PROBLEM TO WORK ON: Copy the records out again in full, keeping them identical.

GIVEN RECORDS:
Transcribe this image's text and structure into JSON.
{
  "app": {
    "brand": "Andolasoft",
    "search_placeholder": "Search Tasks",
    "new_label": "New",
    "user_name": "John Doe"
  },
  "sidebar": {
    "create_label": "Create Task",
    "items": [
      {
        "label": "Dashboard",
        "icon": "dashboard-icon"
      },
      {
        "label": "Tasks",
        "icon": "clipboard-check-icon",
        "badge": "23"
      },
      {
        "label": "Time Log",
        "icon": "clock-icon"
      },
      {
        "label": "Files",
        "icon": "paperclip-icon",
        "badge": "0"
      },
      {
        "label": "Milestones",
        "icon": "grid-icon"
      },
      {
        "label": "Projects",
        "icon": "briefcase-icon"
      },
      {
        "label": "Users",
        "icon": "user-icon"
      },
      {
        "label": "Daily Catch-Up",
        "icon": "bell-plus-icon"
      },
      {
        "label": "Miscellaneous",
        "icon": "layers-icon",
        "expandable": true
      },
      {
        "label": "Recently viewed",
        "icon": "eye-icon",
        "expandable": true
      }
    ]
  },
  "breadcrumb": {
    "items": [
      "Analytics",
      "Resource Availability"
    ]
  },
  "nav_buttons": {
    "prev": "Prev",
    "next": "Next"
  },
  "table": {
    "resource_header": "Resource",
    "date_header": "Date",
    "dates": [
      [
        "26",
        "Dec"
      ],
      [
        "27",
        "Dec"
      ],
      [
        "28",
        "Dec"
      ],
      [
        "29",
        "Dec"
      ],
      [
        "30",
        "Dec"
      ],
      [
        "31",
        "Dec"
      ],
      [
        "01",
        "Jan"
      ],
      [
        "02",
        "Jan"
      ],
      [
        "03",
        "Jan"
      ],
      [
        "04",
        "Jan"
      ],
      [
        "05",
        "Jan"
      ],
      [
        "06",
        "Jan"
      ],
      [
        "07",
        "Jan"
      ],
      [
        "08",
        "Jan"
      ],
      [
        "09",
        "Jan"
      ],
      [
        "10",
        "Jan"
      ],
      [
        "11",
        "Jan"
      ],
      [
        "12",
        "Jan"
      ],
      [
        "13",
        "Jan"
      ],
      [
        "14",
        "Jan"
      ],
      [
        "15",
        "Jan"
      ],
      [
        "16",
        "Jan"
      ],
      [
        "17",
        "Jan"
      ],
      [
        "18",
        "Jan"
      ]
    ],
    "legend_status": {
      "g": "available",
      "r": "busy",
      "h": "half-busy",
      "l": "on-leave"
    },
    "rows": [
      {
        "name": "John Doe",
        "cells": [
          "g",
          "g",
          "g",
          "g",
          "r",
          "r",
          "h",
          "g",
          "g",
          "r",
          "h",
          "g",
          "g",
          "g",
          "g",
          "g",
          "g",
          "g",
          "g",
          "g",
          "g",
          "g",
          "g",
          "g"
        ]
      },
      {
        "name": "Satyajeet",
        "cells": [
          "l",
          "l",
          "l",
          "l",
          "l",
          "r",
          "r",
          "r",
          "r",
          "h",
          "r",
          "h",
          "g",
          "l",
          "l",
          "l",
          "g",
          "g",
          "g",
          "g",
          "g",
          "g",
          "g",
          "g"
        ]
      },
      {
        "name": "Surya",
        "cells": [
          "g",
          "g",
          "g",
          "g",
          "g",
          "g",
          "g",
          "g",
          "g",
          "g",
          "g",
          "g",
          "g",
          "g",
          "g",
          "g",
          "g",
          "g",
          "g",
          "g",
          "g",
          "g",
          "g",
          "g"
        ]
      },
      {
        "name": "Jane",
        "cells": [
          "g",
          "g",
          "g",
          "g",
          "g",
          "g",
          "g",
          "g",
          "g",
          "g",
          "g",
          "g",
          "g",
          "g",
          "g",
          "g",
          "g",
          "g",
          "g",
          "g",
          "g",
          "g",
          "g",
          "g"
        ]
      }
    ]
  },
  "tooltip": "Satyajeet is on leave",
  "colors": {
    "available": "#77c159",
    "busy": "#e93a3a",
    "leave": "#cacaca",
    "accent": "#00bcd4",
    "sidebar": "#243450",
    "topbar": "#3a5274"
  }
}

WRITTEN REPLY:
Transcribe this image's text and structure into JSON.
{
  "app": {
    "brand": "Andolasoft",
    "search_placeholder": "Search Tasks",
    "new_label": "New",
    "user_name": "John Doe"
  },
  "sidebar": {
    "create_label": "Create Task",
    "items": [
      {
        "label": "Dashboard",
        "icon": "dashboard-icon"
      },
      {
        "label": "Tasks",
        "icon": "clipboard-check-icon",
        "badge": "23"
      },
      {
        "label": "Time Log",
        "icon": "clock-icon"
      },
      {
        "label": "Files",
        "icon": "paperclip-icon",
        "badge": "0"
      },
      {
        "label": "Milestones",
        "icon": "grid-icon"
      },
      {
        "label": "Projects",
        "icon": "briefcase-icon"
      },
      {
        "label": "Users",
        "icon": "user-icon"
      },
      {
        "label": "Daily Catch-Up",
        "icon": "bell-plus-icon"
      },
      {
        "label": "Miscellaneous",
        "icon": "layers-icon",
        "expandable": true
      },
      {
        "label": "Recently viewed",
        "icon": "eye-icon",
        "expandable": true
      }
    ]
  },
  "breadcrumb": {
    "items": [
      "Analytics",
      "Resource Availability"
    ]
  },
  "nav_buttons": {
    "prev": "Prev",
    "next": "Next"
  },
  "table": {
    "resource_header": "Resource",
    "date_header": "Date",
    "dates": [
      [
        "26",
        "Dec"
      ],
      [
        "27",
        "Dec"
      ],
      [
        "28",
        "Dec"
      ],
      [
        "29",
        "Dec"
      ],
      [
        "30",
        "Dec"
      ],
      [
        "31",
        "Dec"
      ],
      [
        "01",
        "Jan"
      ],
      [
        "02",
        "Jan"
      ],
      [
        "03",
        "Jan"
      ],
      [
        "04",
        "Jan"
      ],
      [
        "05",
        "Jan"
      ],
      [
        "06",
        "Jan"
      ],
      [
        "07",
        "Jan"
      ],
      [
        "08",
        "Jan"
      ],
      [
        "09",
        "Jan"
      ],
      [
        "10",
        "Jan"
      ],
      [
        "11",
        "Jan"
      ],
      [
        "12",
        "Jan"
      ],
      [
        "13",
        "Jan"
      ],
      [
        "14",
        "Jan"
      ],
      [
        "15",
        "Jan"
      ],
      [
        "16",
        "Jan"
      ],
      [
        "17",
        "Jan"
      ],
      [
        "18",
        "Jan"
      ]
    ],
    "legend_status": {
      "g": "available",
      "r": "busy",
      "h": "half-busy",
      "l": "on-leave"
    },
    "rows": [
      {
        "name": "John Doe",
        "cells": [
          "g",
          "g",
          "g",
          "g",
          "r",
          "r",
          "h",
          "g",
          "g",
          "r",
          "h",
          "g",
          "g",
          "g",
          "g",
          "g",
          "g",
          "g",
          "g",
          "g",
          "g",
          "g",
          "g",
          "g"
        ]
      },
      {
        "name": "Satyajeet",
        "cells": [
          "l",
          "l",
          "l",
          "l",
          "l",
          "r",
          "r",
          "r",
          "r",
          "h",
          "r",
          "h",
          "g",
          "l",
          "l",
          "l",
          "g",
          "g",
          "g",
          "g",
          "g",
          "g",
          "g",
          "g"
        ]
      },
      {
        "name": "Surya",
        "cells": [
          "g",
          "g",
          "g",
          "g",
          "g",
          "g",
          "g",
          "g",
          "g",
          "g",
          "g",
          "g",
          "g",
          "g",
          "g",
          "g",
          "g",
          "g",
          "g",
          "g",
          "g",
          "g",
          "g",
          "g"
        ]
      },
      {
        "name": "Jane",
        "cells": [
          "g",
          "g",
          "g",
          "g",
          "g",
          "g",
          "g",
          "g",
          "g",
          "g",
          "g",
          "g",
          "g",
          "g",
          "g",
          "g",
          "g",
          "g",
          "g",
          "g",
          "g",
          "g",
          "g",
          "g"
        ]
      }
    ]
  },
  "tooltip": "Satyajeet is on leave",
  "colors": {
    "available": "#77c159",
    "busy": "#e93a3a",
    "leave": "#cacaca",
    "accent": "#00bcd4",
    "sidebar": "#243450",
    "topbar": "#3a5274"
  }
}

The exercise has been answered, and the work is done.